Task objective
Report each line from the entries in which "seweqwas" can be found.

##### Task inputs

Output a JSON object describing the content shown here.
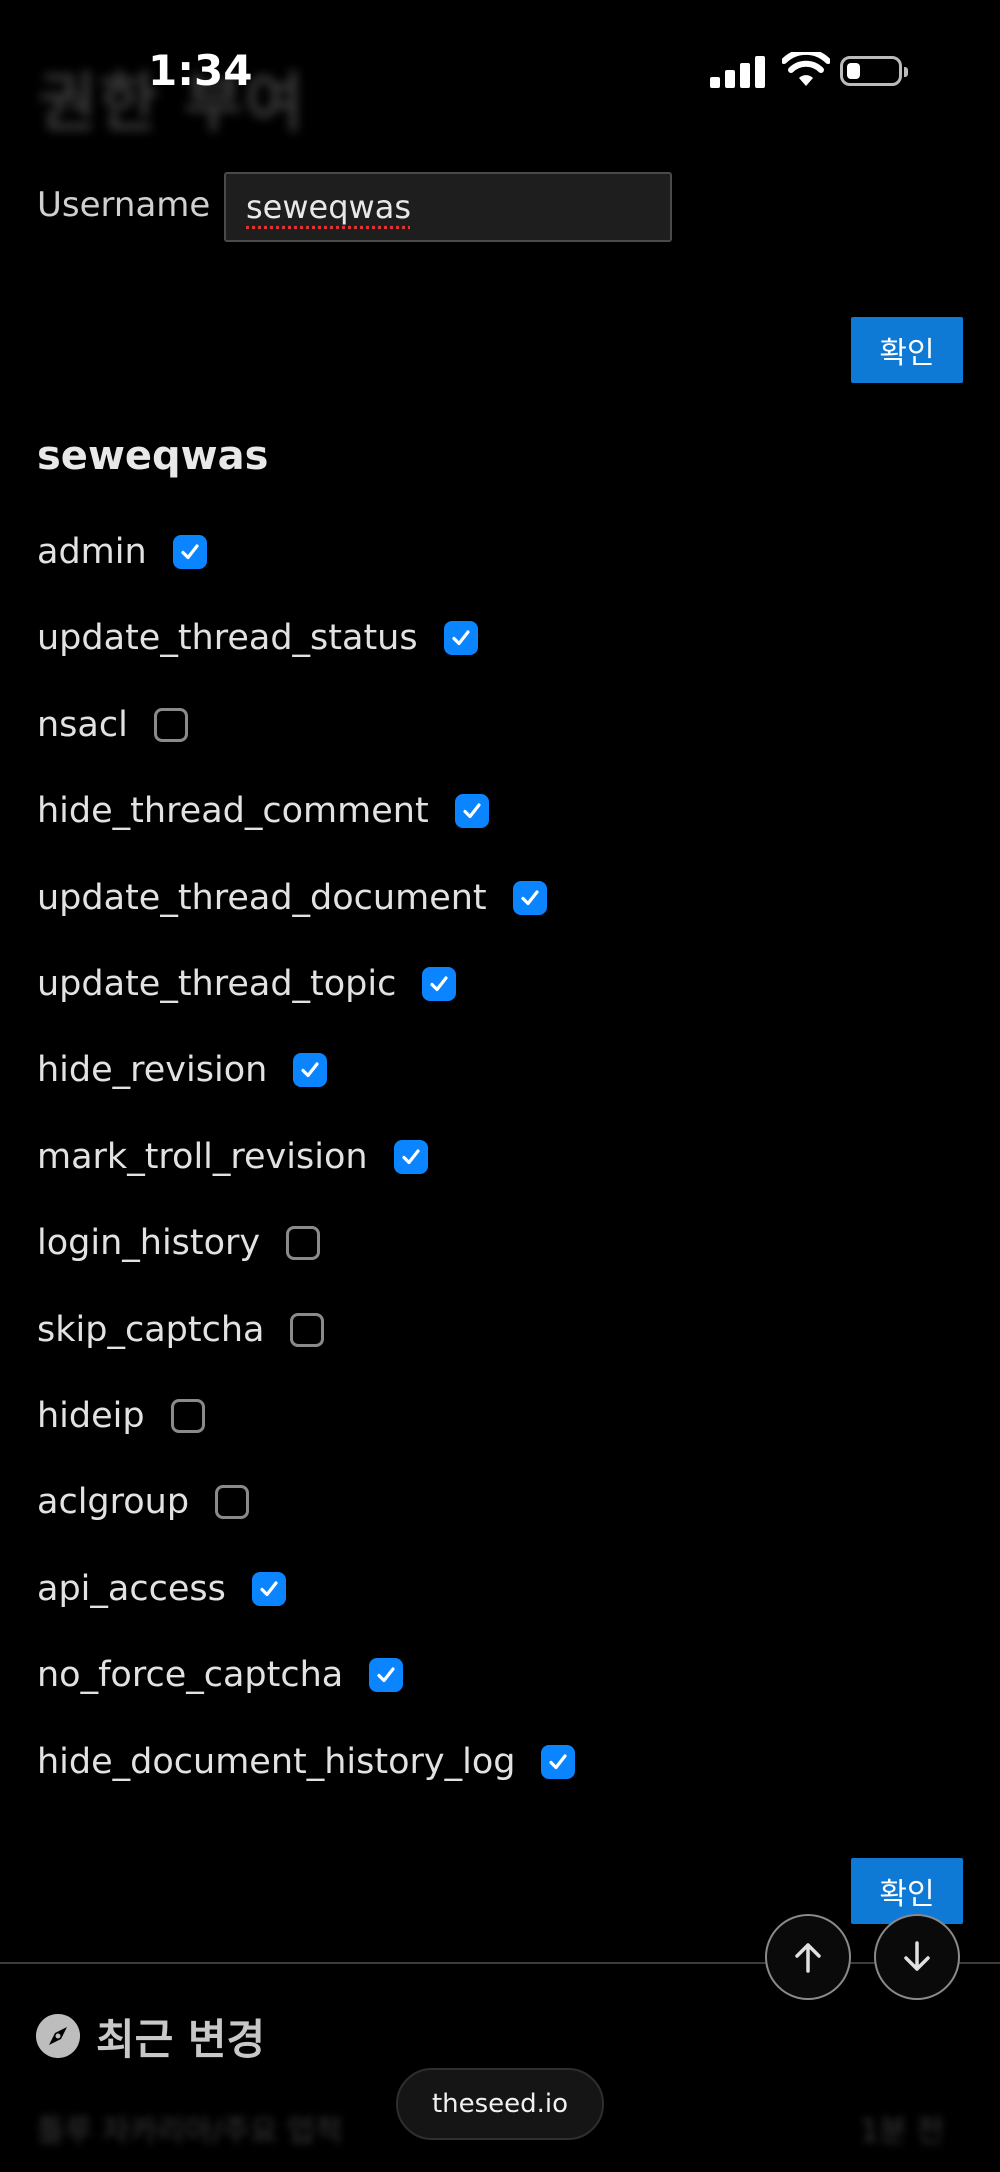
{
  "status_bar": {
    "time": "1:34"
  },
  "page": {
    "heading": "권한 부여",
    "username_label": "Username",
    "username_value": "seweqwas",
    "confirm_label": "확인",
    "user_heading": "seweqwas"
  },
  "permissions": [
    {
      "name": "admin",
      "checked": true
    },
    {
      "name": "update_thread_status",
      "checked": true
    },
    {
      "name": "nsacl",
      "checked": false
    },
    {
      "name": "hide_thread_comment",
      "checked": true
    },
    {
      "name": "update_thread_document",
      "checked": true
    },
    {
      "name": "update_thread_topic",
      "checked": true
    },
    {
      "name": "hide_revision",
      "checked": true
    },
    {
      "name": "mark_troll_revision",
      "checked": true
    },
    {
      "name": "login_history",
      "checked": false
    },
    {
      "name": "skip_captcha",
      "checked": false
    },
    {
      "name": "hideip",
      "checked": false
    },
    {
      "name": "aclgroup",
      "checked": false
    },
    {
      "name": "api_access",
      "checked": true
    },
    {
      "name": "no_force_captcha",
      "checked": true
    },
    {
      "name": "hide_document_history_log",
      "checked": true
    }
  ],
  "recent": {
    "title": "최근 변경",
    "icon": "compass-icon",
    "first_row": "틀루 자카리아/주요 업적",
    "first_row_time": "1분 전"
  },
  "browser": {
    "url": "theseed.io"
  },
  "colors": {
    "accent": "#0e7ad6",
    "checkbox_on": "#0a84ff",
    "background": "#000000"
  }
}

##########

Result of this task
    "username_value": "seweqwas",
    "user_heading": "seweqwas"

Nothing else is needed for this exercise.